● **Task goal**
Please return every line below that contains the string "phased".

● **Records supplied**
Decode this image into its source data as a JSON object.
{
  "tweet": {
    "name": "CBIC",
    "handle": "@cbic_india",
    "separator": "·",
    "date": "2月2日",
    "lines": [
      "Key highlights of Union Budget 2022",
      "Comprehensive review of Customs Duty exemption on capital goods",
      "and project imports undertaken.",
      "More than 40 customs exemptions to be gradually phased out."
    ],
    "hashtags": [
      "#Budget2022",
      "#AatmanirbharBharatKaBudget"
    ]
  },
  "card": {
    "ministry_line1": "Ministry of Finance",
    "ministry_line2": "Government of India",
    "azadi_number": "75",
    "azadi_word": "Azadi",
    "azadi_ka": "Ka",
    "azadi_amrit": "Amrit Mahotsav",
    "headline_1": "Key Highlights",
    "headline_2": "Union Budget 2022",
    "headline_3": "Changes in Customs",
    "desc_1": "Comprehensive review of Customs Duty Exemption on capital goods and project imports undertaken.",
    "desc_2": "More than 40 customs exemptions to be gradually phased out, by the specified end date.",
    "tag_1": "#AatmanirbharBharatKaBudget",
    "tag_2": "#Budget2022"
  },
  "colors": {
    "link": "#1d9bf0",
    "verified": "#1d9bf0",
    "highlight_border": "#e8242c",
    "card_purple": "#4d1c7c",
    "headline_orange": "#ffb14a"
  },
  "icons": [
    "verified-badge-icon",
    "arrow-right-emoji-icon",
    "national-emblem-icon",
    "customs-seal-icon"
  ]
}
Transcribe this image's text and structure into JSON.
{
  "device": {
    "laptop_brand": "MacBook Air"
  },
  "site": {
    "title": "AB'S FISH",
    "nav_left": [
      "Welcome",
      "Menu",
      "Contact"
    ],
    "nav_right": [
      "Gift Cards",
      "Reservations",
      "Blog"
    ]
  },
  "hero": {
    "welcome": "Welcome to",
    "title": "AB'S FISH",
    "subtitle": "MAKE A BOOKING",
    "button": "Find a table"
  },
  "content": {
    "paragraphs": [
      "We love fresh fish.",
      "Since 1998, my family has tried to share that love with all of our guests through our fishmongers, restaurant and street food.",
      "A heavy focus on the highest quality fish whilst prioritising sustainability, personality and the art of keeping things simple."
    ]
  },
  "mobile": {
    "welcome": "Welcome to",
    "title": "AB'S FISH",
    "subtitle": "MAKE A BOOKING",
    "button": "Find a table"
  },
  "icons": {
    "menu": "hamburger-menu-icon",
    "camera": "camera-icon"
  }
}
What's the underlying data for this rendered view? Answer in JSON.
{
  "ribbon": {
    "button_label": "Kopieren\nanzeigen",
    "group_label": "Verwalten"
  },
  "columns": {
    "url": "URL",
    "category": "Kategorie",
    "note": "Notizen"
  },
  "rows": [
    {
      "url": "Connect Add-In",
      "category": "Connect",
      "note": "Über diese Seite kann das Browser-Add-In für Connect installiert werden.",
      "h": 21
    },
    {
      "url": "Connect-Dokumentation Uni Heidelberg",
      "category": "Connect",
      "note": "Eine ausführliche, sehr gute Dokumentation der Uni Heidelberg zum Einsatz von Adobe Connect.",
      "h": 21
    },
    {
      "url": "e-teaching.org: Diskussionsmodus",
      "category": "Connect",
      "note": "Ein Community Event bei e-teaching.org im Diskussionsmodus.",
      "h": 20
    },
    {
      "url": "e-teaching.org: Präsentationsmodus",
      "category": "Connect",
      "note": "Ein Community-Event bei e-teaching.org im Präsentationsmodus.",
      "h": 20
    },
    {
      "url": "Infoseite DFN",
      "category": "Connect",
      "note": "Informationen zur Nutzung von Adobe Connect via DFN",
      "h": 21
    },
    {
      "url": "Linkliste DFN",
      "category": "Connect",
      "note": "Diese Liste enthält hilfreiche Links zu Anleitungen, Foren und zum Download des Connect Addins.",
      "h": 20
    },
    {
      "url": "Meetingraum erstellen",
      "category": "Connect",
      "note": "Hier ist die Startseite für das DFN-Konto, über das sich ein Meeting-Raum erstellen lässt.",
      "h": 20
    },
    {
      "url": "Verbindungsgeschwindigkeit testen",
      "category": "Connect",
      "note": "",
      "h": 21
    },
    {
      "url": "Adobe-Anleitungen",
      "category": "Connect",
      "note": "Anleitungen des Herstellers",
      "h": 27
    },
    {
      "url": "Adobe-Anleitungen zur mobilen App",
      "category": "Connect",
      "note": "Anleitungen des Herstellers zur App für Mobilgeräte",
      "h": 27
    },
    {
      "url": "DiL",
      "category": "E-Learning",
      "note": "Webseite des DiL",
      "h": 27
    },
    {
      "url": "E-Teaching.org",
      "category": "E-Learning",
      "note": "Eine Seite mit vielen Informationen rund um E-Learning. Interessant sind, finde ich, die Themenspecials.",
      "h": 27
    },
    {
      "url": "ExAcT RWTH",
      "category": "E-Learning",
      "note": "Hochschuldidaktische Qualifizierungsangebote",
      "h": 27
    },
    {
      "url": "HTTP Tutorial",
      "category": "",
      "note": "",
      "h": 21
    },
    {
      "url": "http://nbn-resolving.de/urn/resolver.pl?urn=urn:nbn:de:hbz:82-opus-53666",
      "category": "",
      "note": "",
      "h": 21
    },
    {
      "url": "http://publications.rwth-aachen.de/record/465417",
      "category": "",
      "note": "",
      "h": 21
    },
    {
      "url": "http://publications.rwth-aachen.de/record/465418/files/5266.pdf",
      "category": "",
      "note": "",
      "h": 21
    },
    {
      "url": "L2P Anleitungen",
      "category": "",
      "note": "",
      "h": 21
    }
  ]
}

● **Answer area**
      "More than 40 customs exemptions to be gradually phased out."
    "desc_2": "More than 40 customs exemptions to be gradually phased out, by the specified end date.",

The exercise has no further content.